From the records that follow, copy every line in which "name" appears.

Dataset rows describing interfaces:
---------------
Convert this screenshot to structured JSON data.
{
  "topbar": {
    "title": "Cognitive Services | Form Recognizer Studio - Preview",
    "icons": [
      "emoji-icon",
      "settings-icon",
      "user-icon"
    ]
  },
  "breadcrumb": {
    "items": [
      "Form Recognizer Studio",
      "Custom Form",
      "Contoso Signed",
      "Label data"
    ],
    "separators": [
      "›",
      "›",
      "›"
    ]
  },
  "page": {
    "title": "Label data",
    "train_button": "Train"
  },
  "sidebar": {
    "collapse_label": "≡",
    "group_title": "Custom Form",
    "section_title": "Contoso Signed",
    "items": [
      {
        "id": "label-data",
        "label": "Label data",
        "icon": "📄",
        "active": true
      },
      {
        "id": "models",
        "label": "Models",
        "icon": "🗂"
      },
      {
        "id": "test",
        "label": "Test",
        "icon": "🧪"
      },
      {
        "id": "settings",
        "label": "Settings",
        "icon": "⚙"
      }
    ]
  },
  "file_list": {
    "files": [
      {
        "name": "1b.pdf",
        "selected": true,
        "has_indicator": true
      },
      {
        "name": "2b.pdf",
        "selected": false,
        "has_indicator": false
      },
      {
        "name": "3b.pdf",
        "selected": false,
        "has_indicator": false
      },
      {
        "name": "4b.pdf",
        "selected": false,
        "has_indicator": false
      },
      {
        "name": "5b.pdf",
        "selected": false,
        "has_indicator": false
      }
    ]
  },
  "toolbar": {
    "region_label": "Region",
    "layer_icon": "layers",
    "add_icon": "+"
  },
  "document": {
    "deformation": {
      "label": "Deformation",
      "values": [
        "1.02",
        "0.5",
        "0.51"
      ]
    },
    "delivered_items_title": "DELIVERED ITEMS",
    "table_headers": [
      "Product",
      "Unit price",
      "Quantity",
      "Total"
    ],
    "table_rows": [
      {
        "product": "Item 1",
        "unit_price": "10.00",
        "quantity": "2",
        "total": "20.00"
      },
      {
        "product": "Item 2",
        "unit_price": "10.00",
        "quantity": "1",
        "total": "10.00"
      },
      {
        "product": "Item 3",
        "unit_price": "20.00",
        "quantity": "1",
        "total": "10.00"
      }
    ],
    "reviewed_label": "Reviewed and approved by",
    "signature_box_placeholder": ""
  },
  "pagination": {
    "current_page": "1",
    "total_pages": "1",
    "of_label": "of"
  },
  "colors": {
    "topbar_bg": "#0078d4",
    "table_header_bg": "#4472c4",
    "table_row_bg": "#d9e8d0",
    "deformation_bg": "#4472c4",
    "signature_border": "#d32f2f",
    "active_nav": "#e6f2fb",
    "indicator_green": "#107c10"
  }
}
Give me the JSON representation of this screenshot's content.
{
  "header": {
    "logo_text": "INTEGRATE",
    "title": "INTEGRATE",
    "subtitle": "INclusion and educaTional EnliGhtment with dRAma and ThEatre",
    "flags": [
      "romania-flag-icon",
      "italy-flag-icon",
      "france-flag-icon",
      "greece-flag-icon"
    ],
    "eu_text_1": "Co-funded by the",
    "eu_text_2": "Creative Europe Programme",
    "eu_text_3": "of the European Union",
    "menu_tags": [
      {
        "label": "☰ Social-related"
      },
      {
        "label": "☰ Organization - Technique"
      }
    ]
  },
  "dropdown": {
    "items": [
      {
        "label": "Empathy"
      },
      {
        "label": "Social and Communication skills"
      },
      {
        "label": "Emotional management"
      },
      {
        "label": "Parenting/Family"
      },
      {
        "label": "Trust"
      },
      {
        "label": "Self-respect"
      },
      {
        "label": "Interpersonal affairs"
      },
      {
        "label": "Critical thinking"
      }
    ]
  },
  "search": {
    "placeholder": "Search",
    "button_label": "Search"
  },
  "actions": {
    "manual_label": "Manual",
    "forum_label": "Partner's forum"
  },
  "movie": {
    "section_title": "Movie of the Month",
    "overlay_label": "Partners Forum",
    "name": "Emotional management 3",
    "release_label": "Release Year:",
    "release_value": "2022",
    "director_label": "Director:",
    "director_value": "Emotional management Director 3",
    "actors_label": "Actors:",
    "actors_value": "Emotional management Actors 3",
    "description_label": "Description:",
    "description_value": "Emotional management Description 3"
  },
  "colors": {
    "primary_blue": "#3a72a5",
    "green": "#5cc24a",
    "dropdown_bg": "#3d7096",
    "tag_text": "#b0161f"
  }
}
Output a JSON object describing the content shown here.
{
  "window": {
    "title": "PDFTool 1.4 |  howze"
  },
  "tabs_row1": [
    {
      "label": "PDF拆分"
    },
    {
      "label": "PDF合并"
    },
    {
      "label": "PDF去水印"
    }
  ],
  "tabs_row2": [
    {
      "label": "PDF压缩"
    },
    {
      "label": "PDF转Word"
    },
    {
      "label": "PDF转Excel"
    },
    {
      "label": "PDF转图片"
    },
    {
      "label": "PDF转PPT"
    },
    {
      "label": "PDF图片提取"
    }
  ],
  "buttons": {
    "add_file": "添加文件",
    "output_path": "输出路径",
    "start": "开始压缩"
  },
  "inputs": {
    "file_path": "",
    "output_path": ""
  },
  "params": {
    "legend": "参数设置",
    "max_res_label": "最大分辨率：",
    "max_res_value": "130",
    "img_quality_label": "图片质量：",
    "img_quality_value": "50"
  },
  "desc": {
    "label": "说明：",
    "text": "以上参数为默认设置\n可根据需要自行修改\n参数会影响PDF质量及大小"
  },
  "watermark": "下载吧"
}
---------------
COMPLETED EXERCISE:
        "name": "1b.pdf",
        "name": "2b.pdf",
        "name": "3b.pdf",
        "name": "4b.pdf",
        "name": "5b.pdf",
    "name": "Emotional management 3",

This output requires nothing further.